A complicated semester in review
Photo Credit: @sanjoaquinmemorialhighschool on Instagram
This school year has been an incredibly unique one to say the least; one which we can better appreciate now that finals are over and we can enjoy a long, six week break to relax from what was definitely a stressful year.
To put a much more positive spin upon this school year, hybrid learning has proved to be an unrepeatable one. While those who were enrolled at San Joaquin Memorial at the end of the last school year only had the option of online learning, SJM attempted to fill in the education gaps by offering a half in-person, half online hybrid schedule. Some students were incredibly happy to be in-person again, while many others were incredibly apprehensive about the whole process. This school year proved to be an experience unlike any other, one which has drawn high praise at the same time as immense scorn as SJM attempted to make our year feel as normal as possible.
"Hybrid learning has been a weird experience to get used to, but I was happy to be able to see my teachers and friends in-person within a safe environment," said on SJM senior.
Besides supposed improvements in education, many SJM students jumped at any opportunity to go back in-person because they missed the personal interaction school provides. Many do not realize how much we interact with not just fellow students, but also teachers as we go about our school day, a fact which became blatantly obvious through the stay-at-home orders and the pandemic at large. In-person learning presented a more personal form of education along with supplementing the social aspects of schooling, keeping us informed and safe about Covid-19 whilst also making this school year feel like all the others in the best ways possible.
However not every person was as hopeful as this individual was, and it is true that many were not satisfied with either online learning or hybrid learning. Another senior who engaged with the hybrid system of learning believed that “...online learning was going pretty well, but once we switched to hybrid where some kids were in person and others were at home, neither group felt like they got the attention that they needed from their teachers, though it is no fault of the teachers. I think everyone wanted to be in person so badly, that they did not consider the repercussions. The longer Zoom meetings for classes became mentally draining and it proved difficult to facilitate classroom discussions with online kids because they could not hear what was being said in class. I know that during the days I was learning virtually, it felt more like eavesdropping on another class than being actively engaged in my own.”
As this senior stated the online learning process was definitely weaker than the fully in-person days, as the teachers struggle more with presenting the information to them in an equal fashion.
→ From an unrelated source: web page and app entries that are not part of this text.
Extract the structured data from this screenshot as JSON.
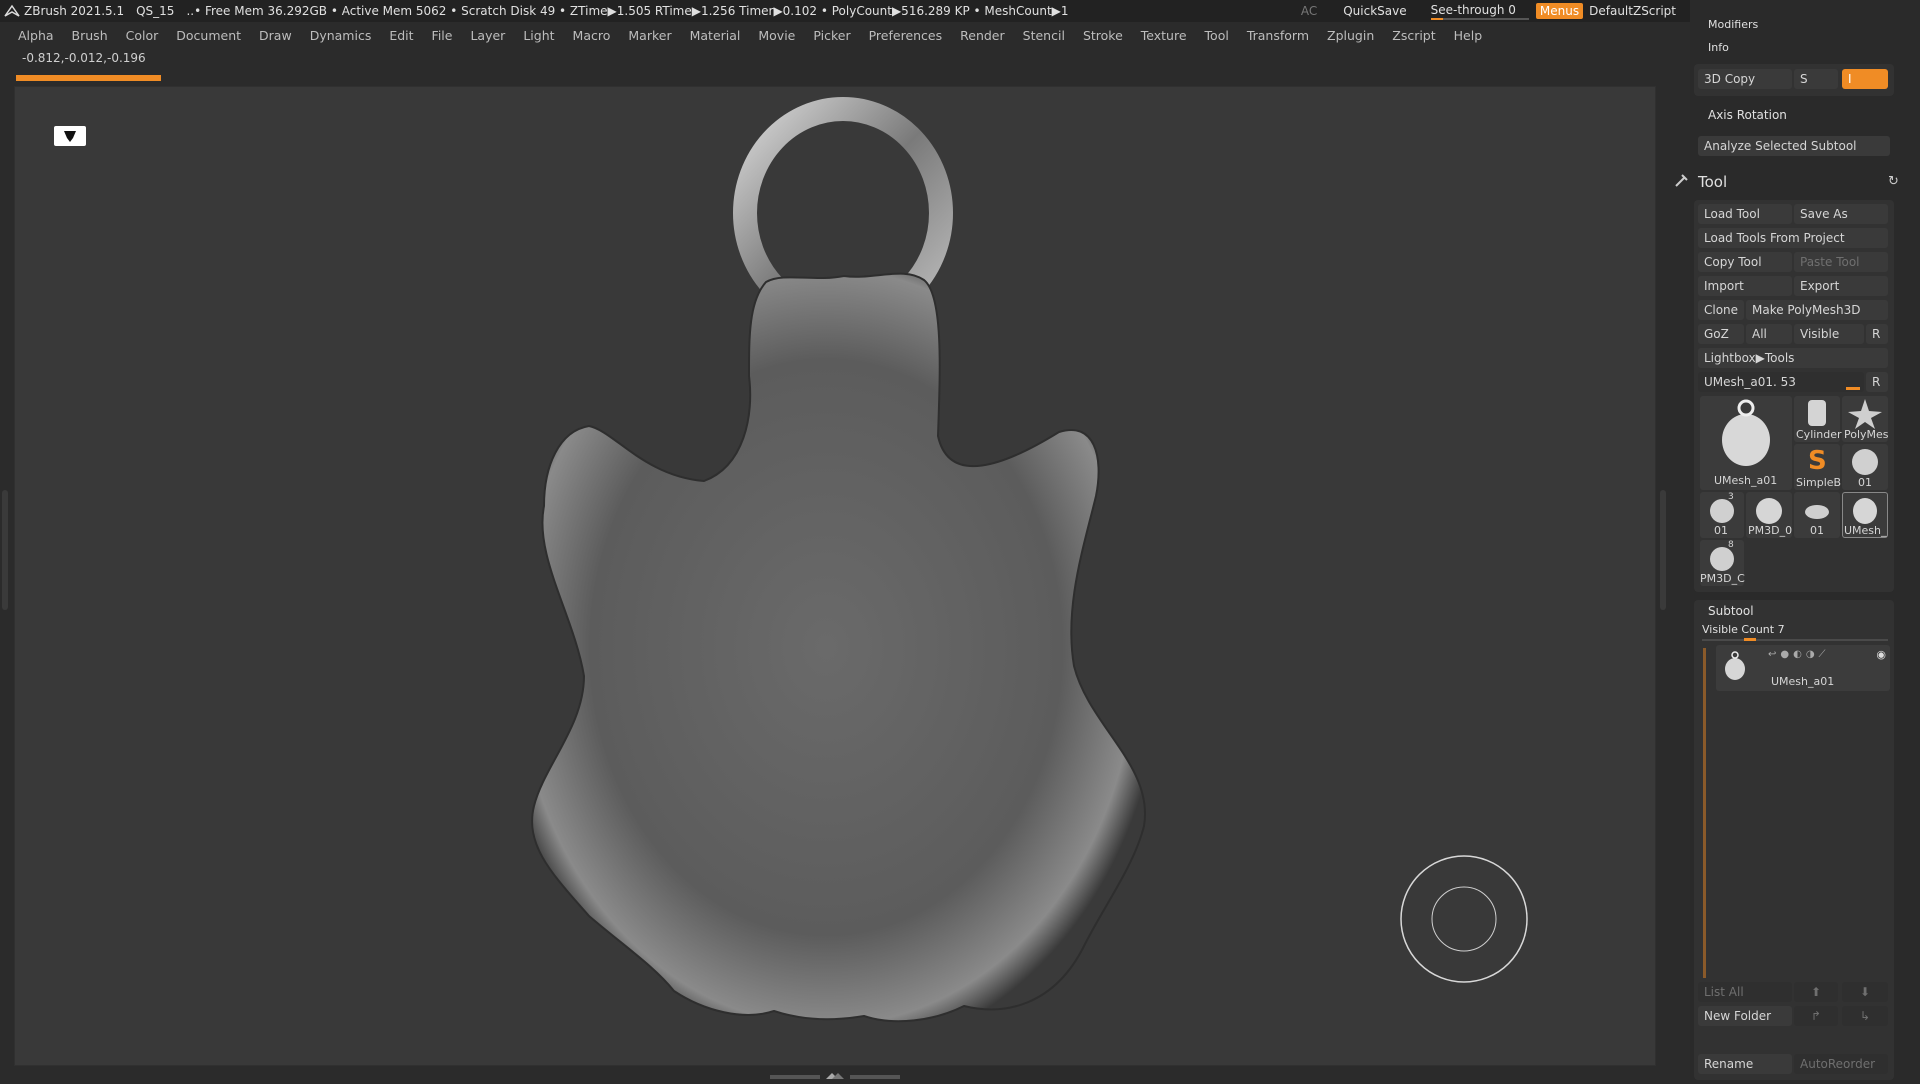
{
  "titlebar": {
    "app": "ZBrush 2021.5.1",
    "doc": "QS_15",
    "stats": "..• Free Mem 36.292GB • Active Mem 5062 • Scratch Disk 49 •  ZTime▶1.505 RTime▶1.256 Timer▶0.102 • PolyCount▶516.289 KP  • MeshCount▶1",
    "ac": "AC",
    "quicksave": "QuickSave",
    "seethrough": "See-through  0",
    "seethrough_value": 0,
    "menus": "Menus",
    "script": "DefaultZScript"
  },
  "menubar": [
    "Alpha",
    "Brush",
    "Color",
    "Document",
    "Draw",
    "Dynamics",
    "Edit",
    "File",
    "Layer",
    "Light",
    "Macro",
    "Marker",
    "Material",
    "Movie",
    "Picker",
    "Preferences",
    "Render",
    "Stencil",
    "Stroke",
    "Texture",
    "Tool",
    "Transform",
    "Zplugin",
    "Zscript",
    "Help"
  ],
  "coords": "-0.812,-0.012,-0.196",
  "colors": {
    "accent": "#f08c25",
    "panel": "#2a2a2a",
    "button": "#3a3a3a",
    "viewport": "#393939"
  },
  "panel": {
    "modifiers": "Modifiers",
    "info": "Info",
    "copy3d": "3D Copy",
    "s_label": "S",
    "i_label": "I",
    "axis_rotation": "Axis Rotation",
    "analyze": "Analyze Selected Subtool",
    "tool_title": "Tool",
    "buttons": {
      "load_tool": "Load Tool",
      "save_as": "Save As",
      "load_from_project": "Load Tools From Project",
      "copy_tool": "Copy Tool",
      "paste_tool": "Paste Tool",
      "import": "Import",
      "export": "Export",
      "clone": "Clone",
      "make_polymesh": "Make PolyMesh3D",
      "goz": "GoZ",
      "all": "All",
      "visible": "Visible",
      "r": "R",
      "lightbox_tools": "Lightbox▶Tools"
    },
    "current_tool": "UMesh_a01. 53",
    "current_tool_r": "R",
    "tools": [
      {
        "label": "UMesh_a01"
      },
      {
        "label": "Cylinder"
      },
      {
        "label": "PolyMes"
      },
      {
        "label": "SimpleB"
      },
      {
        "label": "01"
      },
      {
        "label": "01"
      },
      {
        "label": "PM3D_0"
      },
      {
        "label": "01"
      },
      {
        "label": "UMesh_"
      },
      {
        "label": "PM3D_C"
      }
    ],
    "tool_badges": {
      "three": "3",
      "eight": "8"
    },
    "subtool": {
      "title": "Subtool",
      "visible_count": "Visible Count 7",
      "item_name": "UMesh_a01",
      "list_all": "List All",
      "new_folder": "New Folder",
      "rename": "Rename",
      "autoreorder": "AutoReorder"
    }
  }
}
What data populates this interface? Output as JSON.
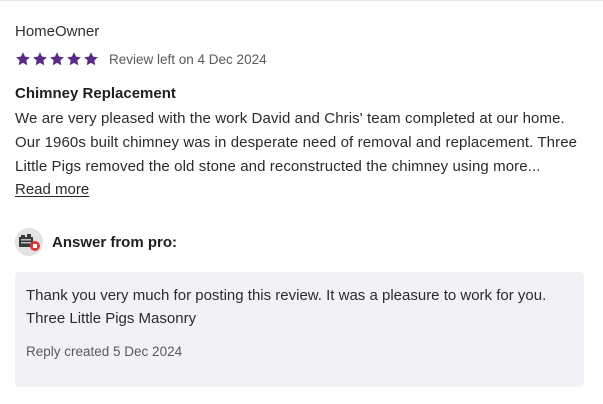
{
  "review": {
    "author": "HomeOwner",
    "rating": 5,
    "rating_max": 5,
    "star_color": "#5b2a86",
    "date": "Review left on 4 Dec 2024",
    "title": "Chimney Replacement",
    "body_lines": [
      "We are very pleased with the work David and Chris' team completed at our home.",
      "Our 1960s built chimney was in desperate need of removal and replacement. Three",
      "Little Pigs removed the old stone and reconstructed the chimney using more..."
    ],
    "read_more": "Read more"
  },
  "pro": {
    "label": "Answer from pro:",
    "avatar_icon": "company-logo-avatar",
    "reply_lines": [
      "Thank you very much for posting this review. It was a pleasure to work for you.",
      "Three Little Pigs Masonry"
    ],
    "reply_date": "Reply created 5 Dec 2024"
  }
}
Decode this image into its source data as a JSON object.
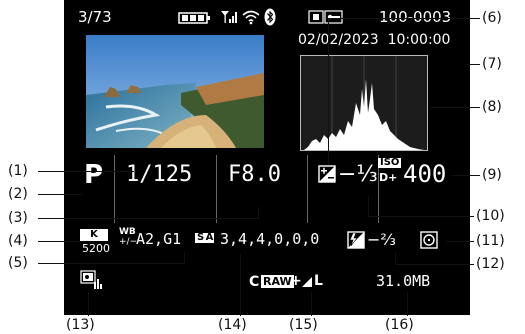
{
  "playback": {
    "frame_counter": "3/73",
    "folder_file": "100-0003",
    "datetime": "02/02/2023  10:00:00"
  },
  "status_icons": [
    "battery-icon",
    "signal-icon",
    "wifi-icon",
    "bluetooth-icon",
    "protect-icon"
  ],
  "exposure": {
    "mode": "P",
    "shutter": "1/125",
    "aperture": "F8.0",
    "exposure_comp": "−⅓",
    "iso_label": "ISO",
    "iso_sub": "D+",
    "iso": "400"
  },
  "white_balance": {
    "icon_letter": "K",
    "kelvin": "5200",
    "wb_top": "WB",
    "wb_bottom": "+/−",
    "shift": "A2,G1"
  },
  "picture_style": {
    "icon_label": "S A",
    "params": "3,4,4,0,0,0"
  },
  "flash_comp": "−⅔",
  "quality": {
    "raw_label": "RAW",
    "raw_prefix": "C",
    "plus": "+",
    "jpeg_size": "L"
  },
  "file_size": "31.0MB",
  "callouts": [
    "(1)",
    "(2)",
    "(3)",
    "(4)",
    "(5)",
    "(6)",
    "(7)",
    "(8)",
    "(9)",
    "(10)",
    "(11)",
    "(12)",
    "(13)",
    "(14)",
    "(15)",
    "(16)"
  ],
  "colors": {
    "screen": "#000000",
    "text": "#ffffff",
    "callout": "#111111"
  }
}
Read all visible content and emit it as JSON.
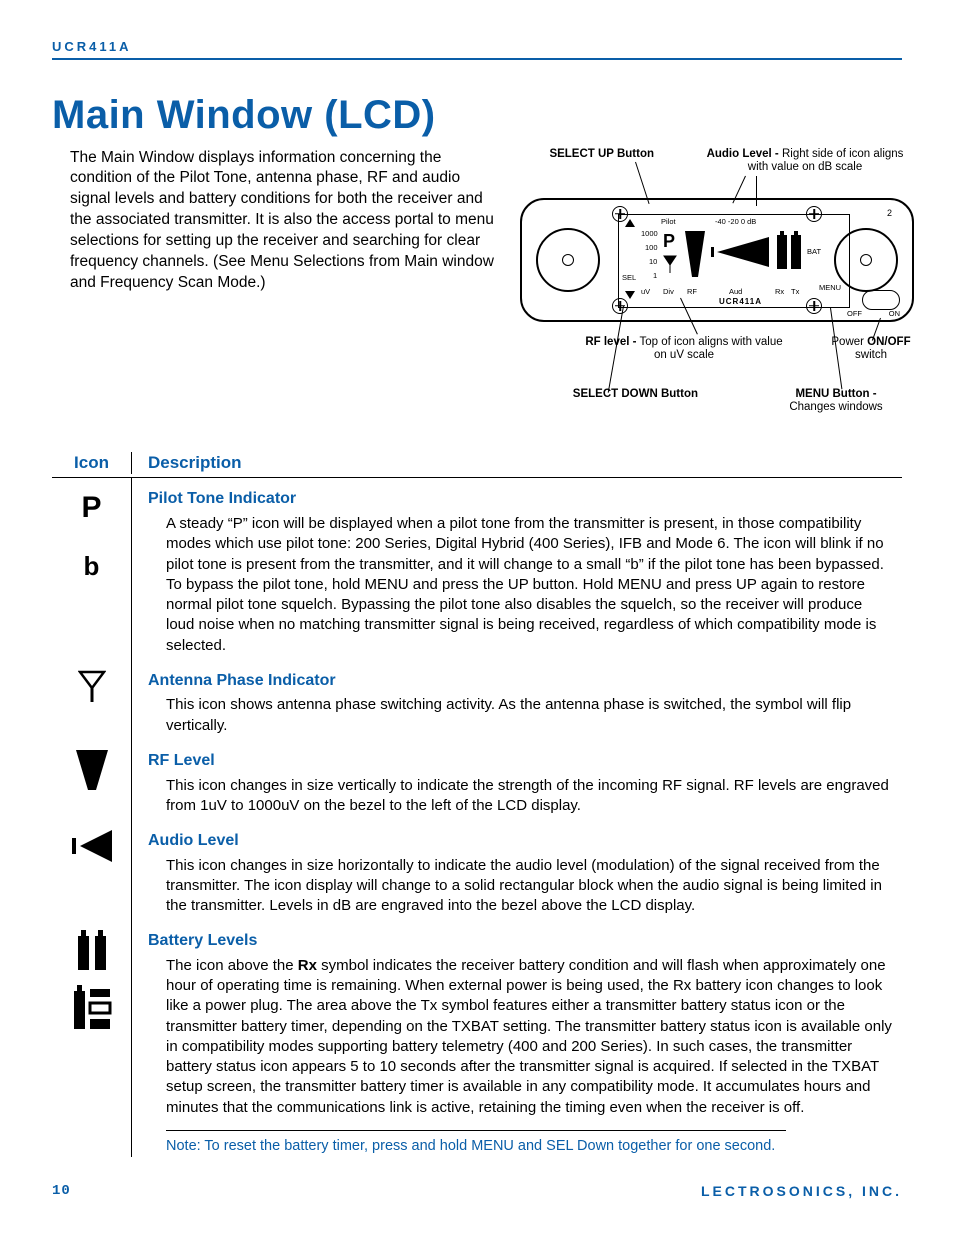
{
  "header": {
    "model": "UCR411A"
  },
  "title": "Main Window (LCD)",
  "intro": "The Main Window displays information concerning the condition of the Pilot Tone, antenna phase, RF and audio signal levels and battery conditions for both the receiver and the associated transmitter. It is also the access portal to menu selections for setting up the receiver and searching for clear frequency channels. (See Menu Selections from Main window and Frequency Scan Mode.)",
  "figure": {
    "select_up": "SELECT UP Button",
    "audio_level_label": "Audio Level -",
    "audio_level_text": " Right side of icon aligns with value on dB scale",
    "rf_level_label": "RF level -",
    "rf_level_text": " Top of icon aligns with value on uV scale",
    "power_label": "Power ",
    "power_bold": "ON/OFF",
    "power_text2": " switch",
    "select_down": "SELECT DOWN Button",
    "menu_label": "MENU Button -",
    "menu_text": "Changes windows",
    "lcd": {
      "pilot": "Pilot",
      "db_scale": "-40 -20  0 dB",
      "uv_1000": "1000",
      "uv_100": "100",
      "uv_10": "10",
      "uv_1": "1",
      "sel": "SEL",
      "uv": "uV",
      "div": "Div",
      "rf": "RF",
      "aud": "Aud",
      "rx": "Rx",
      "tx": "Tx",
      "bat": "BAT",
      "menu": "MENU",
      "off": "OFF",
      "on": "ON",
      "model": "UCR411A",
      "two": "2"
    }
  },
  "table": {
    "head_icon": "Icon",
    "head_desc": "Description",
    "rows": [
      {
        "id": "pilot",
        "heading": "Pilot Tone Indicator",
        "body": "A steady “P” icon will be displayed when a pilot tone from the transmitter is present, in those compatibility modes which use pilot tone:  200 Series, Digital Hybrid (400 Series), IFB and Mode 6. The icon will blink if no pilot tone is present from the transmitter, and it will change to a small “b” if the pilot tone has been bypassed.  To bypass the pilot tone, hold MENU and press the UP button. Hold MENU and press UP again to restore normal pilot tone squelch. Bypassing the pilot tone also disables the squelch, so the receiver will produce loud noise when no matching transmitter signal is being received, regardless of which compatibility mode is selected."
      },
      {
        "id": "antenna",
        "heading": "Antenna Phase Indicator",
        "body": "This icon shows antenna phase switching activity.  As the antenna phase is switched, the symbol will flip vertically."
      },
      {
        "id": "rf",
        "heading": "RF Level",
        "body": "This icon changes in size vertically to indicate the strength of the incoming RF signal.  RF levels are engraved from 1uV to 1000uV on the bezel to the left of the LCD display."
      },
      {
        "id": "audio",
        "heading": "Audio Level",
        "body": "This icon changes in size horizontally to indicate the audio level (modulation) of the signal received from the transmitter.  The icon display will change to a solid rectangular block when the audio signal is being limited in the transmitter.  Levels in dB are engraved into the bezel above the LCD display."
      },
      {
        "id": "battery",
        "heading": "Battery Levels",
        "body_pre": "The icon above the ",
        "body_bold": "Rx",
        "body_post": " symbol indicates the receiver battery condition and will flash when approximately one hour of operating time is remaining. When external power is being used, the Rx battery icon changes to look like a power plug. The area above the Tx symbol features either a transmitter battery status icon or the transmitter battery timer, depending on the TXBAT setting. The transmitter battery status icon is available only in compatibility modes supporting battery telemetry (400 and 200 Series). In such cases, the transmitter battery status icon appears 5 to 10 seconds after the transmitter signal is acquired. If selected in the TXBAT setup screen, the transmitter battery timer is available in any compatibility mode. It accumulates hours and minutes that the communications link is active, retaining the timing even when the receiver is off."
      }
    ],
    "note": "Note: To reset the battery timer, press and hold MENU and SEL Down together for one second."
  },
  "footer": {
    "page": "10",
    "brand": "LECTROSONICS, INC."
  }
}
Students also found it difficult to concentrate when having to face a screen for hours on end, and many felt as if their learning was stunted due to this difficulty concentrating and an easier environment to cheat in. Whilst hybrid learning was the best option the school could present during these difficult times, the many flaws of this system should not be swept under the rug.
“Online learning for the virtue of academics was perfectly fine, in fact it gave the ability for those who wished to stay home to do so and still receive quality education equal to the in-person students without running the risk of contracting Covid. The downfall to the hybrid and online schedules was the social aspect. Students lost out as a whole on the ‘high school experience’ which granted was inevitable but is still a treasured part of everybody’s lives.” These are the words of a sophomore who chose to full embrace online learning and had similar thoughts to the above senior.
Our administration and our teachers put together a curriculum this year to counteract the many difficulties brought about through our fight against the Covid-19 pandemic, hoping to accent both a strong education and safety. They always did what they could, hoping to make this school year appear as normal as possible despite how abnormal it truly was. It had its obvious flaws, and many were often brought to the attention of teachers, but the fact we even had a hybrid schedule option at all shows how dedicated SJM has been to our education. Many schools around the country have stuck to online learning altogether. However SJM allowed students to choose between two different styles of teaching that fit both their educational preferences and their concerns about the Coronavirus.
There were many issues revolving around a synthesis of these two groups, a flaw which even those who supported the hybrid schedule called out. None of this however rests upon the teachers' shoulders or the administrations; it is a flaw that came through the school trying to get the most educationally out of this pandemic. This year has been incredibly chaotic for some and even life-changing for others, so examining the positive ramifications along with the flaws of the unique experience 2020 presented us may be a great way to approach the next few months, staying optimistic about the days ahead whilst also remaining as pragmatic as possible.